Here’s Farm Girl Danielle.  Farm Girls come in all ages, and while much younger than me, we get along.   Love of animals and rural living supersedes age.   Her family moved to Mendota just 12 months ago, and they took to rural life immediately.  Danielle spends a lot of time in the barnyard.   She’d been busy with Maggie earlier.  Check out Maggie’s tail…

I love Maggie’s color, and the braid is just so fashionable.  All the horses in Mendota are wanting to braid their tails.   I had brought a treat for Maggie….some apple slices in a plastic bag.  Maggie likes loves ADORES apples.  Horses have very keen noses and she picked up on the apples immediately, even though they were in plastic.  She gave me a solid head butt to let me know she was interested.  Since Danielle knows I’m a little afraid of horses, she took the apples and asked Maggie if she’d like a taste.

Danielle:   Does Maggie want an apple?

Maggie:   Are you crazy???    Darn right Maggie wants an apple.  Maggie likes loves ADORES apples…Gimme those apples!!!

We fed Maggie some apple slices, and I slipped the bag in my back pocket as I went to say  hello to a pretty rooster named Pecker.  It’s an appropriate name, and he wears it well.  Very cocky.   See all of the chicken wire in the barn?  There are yards and yards of wire lining the chicken coop in this big barn to keep raccoons out.  There was a terrible attack last month resulting in the loss of 13 frizzle tails that belonged to Danielle’s mom, Lisa. 

I looked around and the plastic bag was missing.  Someone had taken it. 

Sneaky horse!  This was funny but it was serious!   We were afraid she’d eat the plastic bag and it could harm her.   However, Danielle got it back.  Here it is…

Ugh.  Want an apple slice?

Carter was standing by during all this.  We’ll talk to Carter on another time, but just so he won’t feel left out, here’s a picture of him smooching Danielle.

Hope you enjoyed visiting Hoss’s Farm with me.   We’ll go back in a few days and see Mason and Dixon, the two fainting goats.

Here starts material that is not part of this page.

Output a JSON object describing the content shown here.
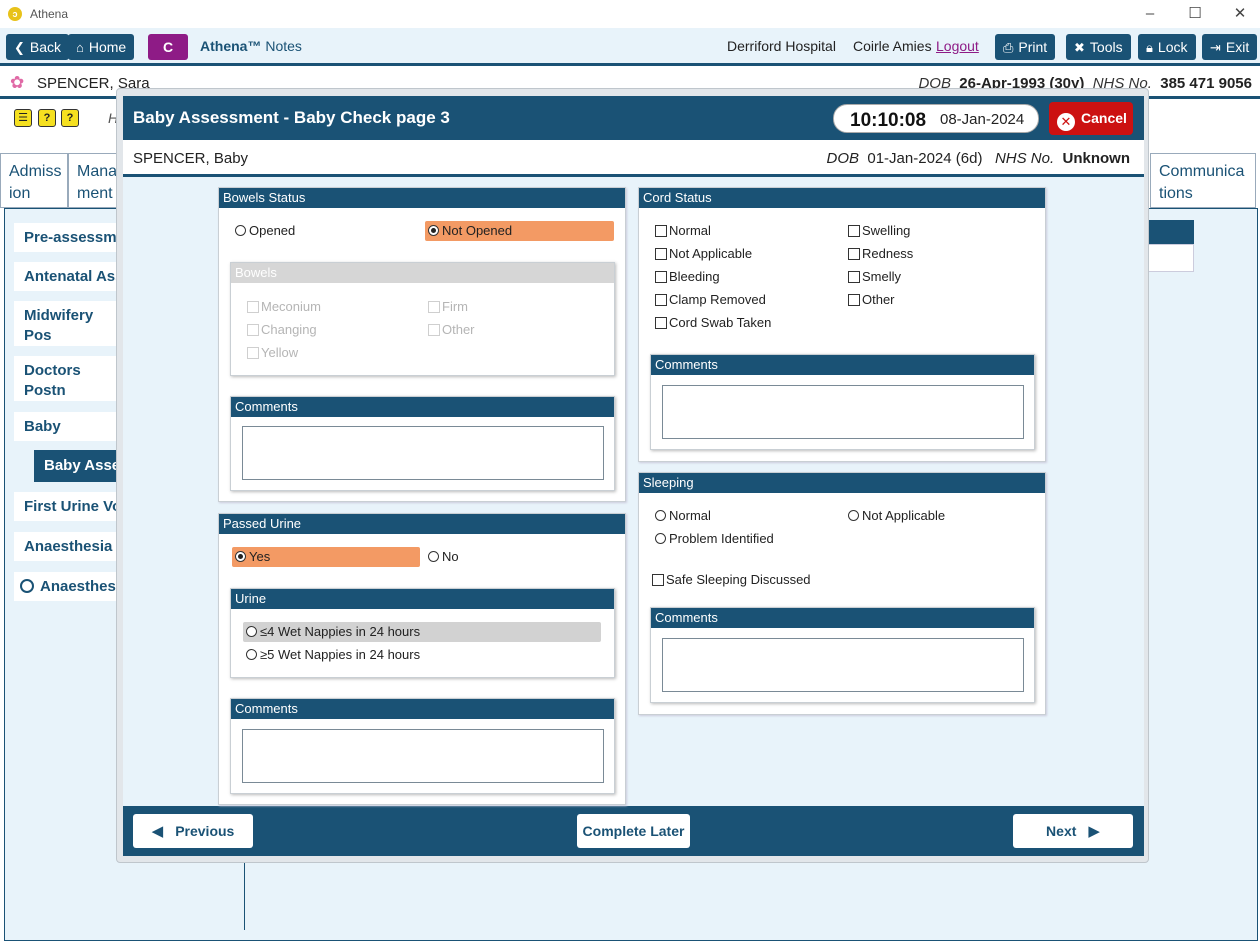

Maybe I’ll have a post on the completed dining room soon!




Related Posts Plugin for WordPress, Blogger...